One might ask, “Who doesn’t love Oliver!?”. It epitomises all that is great about musical theatre; a strong storyline, convincing, believable characters, and an excellent musical score.

Throw in a chorus of cute kids and a dog, and you’re on to a winner. Right?

Well, probably. In the sense that Oliver! is such a well crafted and much loved show that most audiences will forgive any directorial transgressions or performer shortcomings and still rapturously applaud every scene and musical number, then yes.

But, there is a but.

Oliver! can be unsatisfyingly hollow if the full weight of the story and its attendant characters is not recognised; if it is played only along a solely comedic dimension.

There is, and must be more to Oliver! than dropped aitches, skirt swooshing oom pah pah and smudgy faced urchins…and woe betide the director who thinks otherwise.

Given the demands of the piece, St Albans Operatic Society did a terrific job of conveying the complex and multidimensional storylines.

Director, Rob Milner, is clearly an astute man. He never over played the scenes where ‘hamming up’ was a clear and present danger.

His direction was simple but effective, with the company excelling in the big ensemble numbers. Simply choreographed and seamlessly executed, Consider yourself was a particular highlight.

The principal line up of seasoned artistes was gifted with some outstanding performances.

As Nancy, Emma Stratton’s pathos and poignancy was really well expressed. Clearly an accomplished actor, her vocals and her sensitive rendition of As long as he needs me, defined her characterisation.

Oliver can be a tricky role to credibly pull off, but Thomas Wilkins exploited his angelic choirboy tones fully in order to give a guileless performance.

In complete contrast, Lewis Elliott was a real sensation as Dodger. His abundant charm and confident swagger was really quite something.

As Fagin, Howard Salinger grew in confidence throughout the performance, with Reviewing the situation coming over particularly strongly, whilst Jamie Ross looked suitably thuggish and cold as murderous Bill Sykes.
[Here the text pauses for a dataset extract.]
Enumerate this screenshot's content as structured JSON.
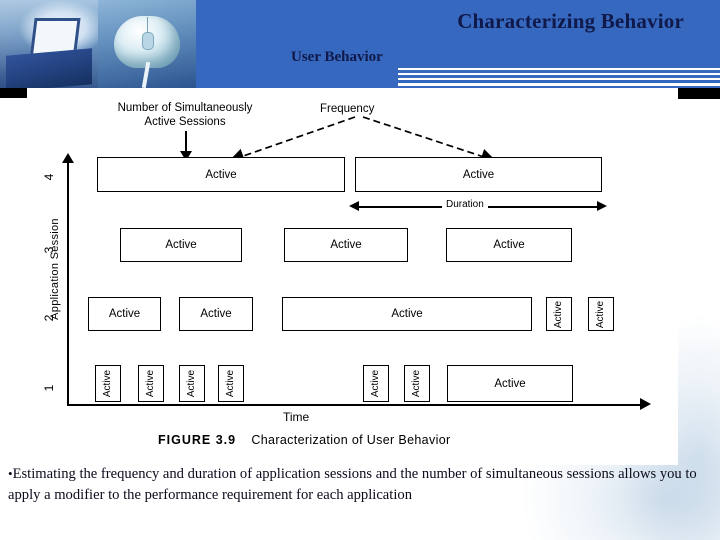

Special mention too for Tucker the staffy terrier who made the most of his canine cameo role…a nice touch.

For more information about St Albans Operatic Society, visit saos.org.uk